dipali said...

@Cuckoo: Yes, we need to be willing to make that choice, with or without confrontation- preferably an outright parting of ways with reasons spelled out, or a more subtle, unspoken distancing. Anything to ensure the child knows that he/she is far more important to us than the perpetrator.

sukanya said...

it is sad that the perpetrator is always someone we know....
i suffered, you have read my story and commented, thank you. i have come a long way since then and its not something that i think about everyday...i moved on but now that i am mom, i am somewhat paranoid about the saftey of my kids.
as parents we need to talk to her kids, help them understand how unsafe and untrusting some people can be. thank you for this post.

Sanand said...

As a parent, I understand how these real stories freak us out. I too have a son, whose safety I worry about all the time. This post was very touching. It resonates with many of us. Please collect your Award on my Blog.

dipali said...

@Sukanya: Yes, what emerges here is how important it is for our children to be able to communicate with us and for us to respect the trust with which they tell us things, however unsavoury they may be.
@Sanand: Yes, we do worry about our kids, but we must also continue to enjoy them and not be consumed with anxiety. Let not our awareness of danger corrode all our relationships either. I am most honoured that you are giving me an award and will collect it soon! Thank you.

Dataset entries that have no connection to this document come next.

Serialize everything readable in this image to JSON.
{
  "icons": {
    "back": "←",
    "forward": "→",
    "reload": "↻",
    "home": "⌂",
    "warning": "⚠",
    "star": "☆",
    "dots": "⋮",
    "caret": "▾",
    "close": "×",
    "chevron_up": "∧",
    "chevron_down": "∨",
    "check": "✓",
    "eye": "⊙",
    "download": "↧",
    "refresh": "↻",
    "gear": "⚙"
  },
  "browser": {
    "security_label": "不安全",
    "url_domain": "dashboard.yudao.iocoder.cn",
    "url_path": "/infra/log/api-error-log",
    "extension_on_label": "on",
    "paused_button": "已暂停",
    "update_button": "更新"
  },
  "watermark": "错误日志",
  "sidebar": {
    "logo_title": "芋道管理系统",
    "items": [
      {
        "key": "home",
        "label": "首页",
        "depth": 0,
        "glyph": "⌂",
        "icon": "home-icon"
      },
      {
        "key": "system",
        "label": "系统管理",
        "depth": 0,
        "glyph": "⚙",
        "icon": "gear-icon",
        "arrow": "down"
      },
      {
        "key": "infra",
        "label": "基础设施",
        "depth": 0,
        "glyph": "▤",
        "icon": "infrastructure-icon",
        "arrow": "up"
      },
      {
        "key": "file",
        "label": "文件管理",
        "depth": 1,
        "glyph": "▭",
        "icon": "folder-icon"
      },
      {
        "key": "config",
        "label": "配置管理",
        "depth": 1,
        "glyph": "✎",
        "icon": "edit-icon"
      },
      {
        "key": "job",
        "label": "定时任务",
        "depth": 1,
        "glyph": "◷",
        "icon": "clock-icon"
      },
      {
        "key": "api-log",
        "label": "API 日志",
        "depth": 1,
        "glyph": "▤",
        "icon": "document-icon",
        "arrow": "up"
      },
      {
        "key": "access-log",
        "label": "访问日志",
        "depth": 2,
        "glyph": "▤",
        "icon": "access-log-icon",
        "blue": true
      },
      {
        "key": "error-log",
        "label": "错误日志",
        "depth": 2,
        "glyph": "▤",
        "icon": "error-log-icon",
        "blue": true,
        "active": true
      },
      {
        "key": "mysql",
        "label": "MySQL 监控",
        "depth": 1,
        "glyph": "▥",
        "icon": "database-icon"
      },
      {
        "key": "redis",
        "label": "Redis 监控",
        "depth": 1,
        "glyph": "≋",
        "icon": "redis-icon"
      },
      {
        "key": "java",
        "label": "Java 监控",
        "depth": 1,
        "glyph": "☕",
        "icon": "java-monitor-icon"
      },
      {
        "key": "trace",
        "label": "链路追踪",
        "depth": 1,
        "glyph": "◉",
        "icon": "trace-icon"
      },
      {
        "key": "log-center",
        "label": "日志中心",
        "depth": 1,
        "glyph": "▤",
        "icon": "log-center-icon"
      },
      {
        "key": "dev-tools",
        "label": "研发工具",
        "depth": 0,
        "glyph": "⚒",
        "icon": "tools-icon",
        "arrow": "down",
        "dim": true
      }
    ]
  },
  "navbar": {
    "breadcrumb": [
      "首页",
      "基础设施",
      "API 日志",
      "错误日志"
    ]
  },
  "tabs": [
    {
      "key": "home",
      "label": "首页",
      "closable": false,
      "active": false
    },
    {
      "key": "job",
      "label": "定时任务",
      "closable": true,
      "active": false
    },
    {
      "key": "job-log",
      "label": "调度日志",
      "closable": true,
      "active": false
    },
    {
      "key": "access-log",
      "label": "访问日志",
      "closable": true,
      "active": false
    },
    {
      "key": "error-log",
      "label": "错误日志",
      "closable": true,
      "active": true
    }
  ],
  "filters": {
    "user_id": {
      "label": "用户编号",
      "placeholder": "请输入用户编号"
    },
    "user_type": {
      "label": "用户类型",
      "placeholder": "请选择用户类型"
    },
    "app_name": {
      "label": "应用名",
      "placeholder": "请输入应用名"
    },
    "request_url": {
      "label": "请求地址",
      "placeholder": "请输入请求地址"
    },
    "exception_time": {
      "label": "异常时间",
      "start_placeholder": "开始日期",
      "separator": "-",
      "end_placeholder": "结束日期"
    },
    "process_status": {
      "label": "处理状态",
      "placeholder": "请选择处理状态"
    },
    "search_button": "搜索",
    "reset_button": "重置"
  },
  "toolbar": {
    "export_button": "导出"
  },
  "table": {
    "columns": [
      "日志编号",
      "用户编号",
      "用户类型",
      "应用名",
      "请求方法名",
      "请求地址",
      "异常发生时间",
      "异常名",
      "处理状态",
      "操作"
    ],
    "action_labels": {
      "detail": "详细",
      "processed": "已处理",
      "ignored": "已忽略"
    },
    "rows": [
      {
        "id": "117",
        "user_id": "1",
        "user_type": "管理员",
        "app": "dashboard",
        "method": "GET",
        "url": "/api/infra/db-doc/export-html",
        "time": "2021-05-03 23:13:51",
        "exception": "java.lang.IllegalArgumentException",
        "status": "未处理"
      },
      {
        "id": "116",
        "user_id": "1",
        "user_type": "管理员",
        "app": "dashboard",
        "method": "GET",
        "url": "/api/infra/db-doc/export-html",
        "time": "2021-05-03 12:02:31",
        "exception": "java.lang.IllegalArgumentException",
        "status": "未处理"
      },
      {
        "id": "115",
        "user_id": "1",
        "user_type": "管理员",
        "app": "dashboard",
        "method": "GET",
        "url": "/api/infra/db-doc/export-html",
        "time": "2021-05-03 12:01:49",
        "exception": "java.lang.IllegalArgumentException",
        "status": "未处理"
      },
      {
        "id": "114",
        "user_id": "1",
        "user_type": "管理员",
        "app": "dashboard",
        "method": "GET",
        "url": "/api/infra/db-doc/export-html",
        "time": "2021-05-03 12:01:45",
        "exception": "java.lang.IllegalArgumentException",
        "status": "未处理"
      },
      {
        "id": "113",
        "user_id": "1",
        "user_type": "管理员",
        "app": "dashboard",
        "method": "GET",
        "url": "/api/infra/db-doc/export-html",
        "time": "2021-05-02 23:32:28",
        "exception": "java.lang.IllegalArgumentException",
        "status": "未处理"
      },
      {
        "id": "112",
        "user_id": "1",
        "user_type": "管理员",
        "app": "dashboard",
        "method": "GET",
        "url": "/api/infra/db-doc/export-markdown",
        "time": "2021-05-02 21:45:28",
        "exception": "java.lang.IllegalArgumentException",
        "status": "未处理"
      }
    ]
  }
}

Indian Home Maker said...

So true! "one cannot be friends with both the victim and the perpetrator" - I think most parents, unbelievably, try to remain friends with the perpetrator...

@Starry I agree, children can't be kept safer simply by being kept inside the house, gaining the child's confidence and awareness and empowerment is a better idea.

dipali said...

@IHM: Yes, that is the biggest tragedy and the biggest betrayal, our ability to behave like ostriches:(
Making sure that our children feel confident that they will be heard and appropriate action taken is probably the most important thing to do; abusers seem to slime under the radar of fairly vigilant parents:(

Mamma mia! Me a mamma? said...

I hope that man suffers in great pain.

You know, it's not easy telling a parent something like this, especially when you're older and are 'supposed to know better'. I can't quite explain why it is, it just is...

For me, this line is what has me stumped too -- "How do we successfully protect our children's innocence without making them fundamentally suspicious of everyone?"

dipali said...

@m4: I wonder if the molesters tune out what they have done, and resume 'normal', decent lives. Some of them, I believe, spend hours praying, apparently forgetting the preying aspects of their nature. Strange beasts indeed.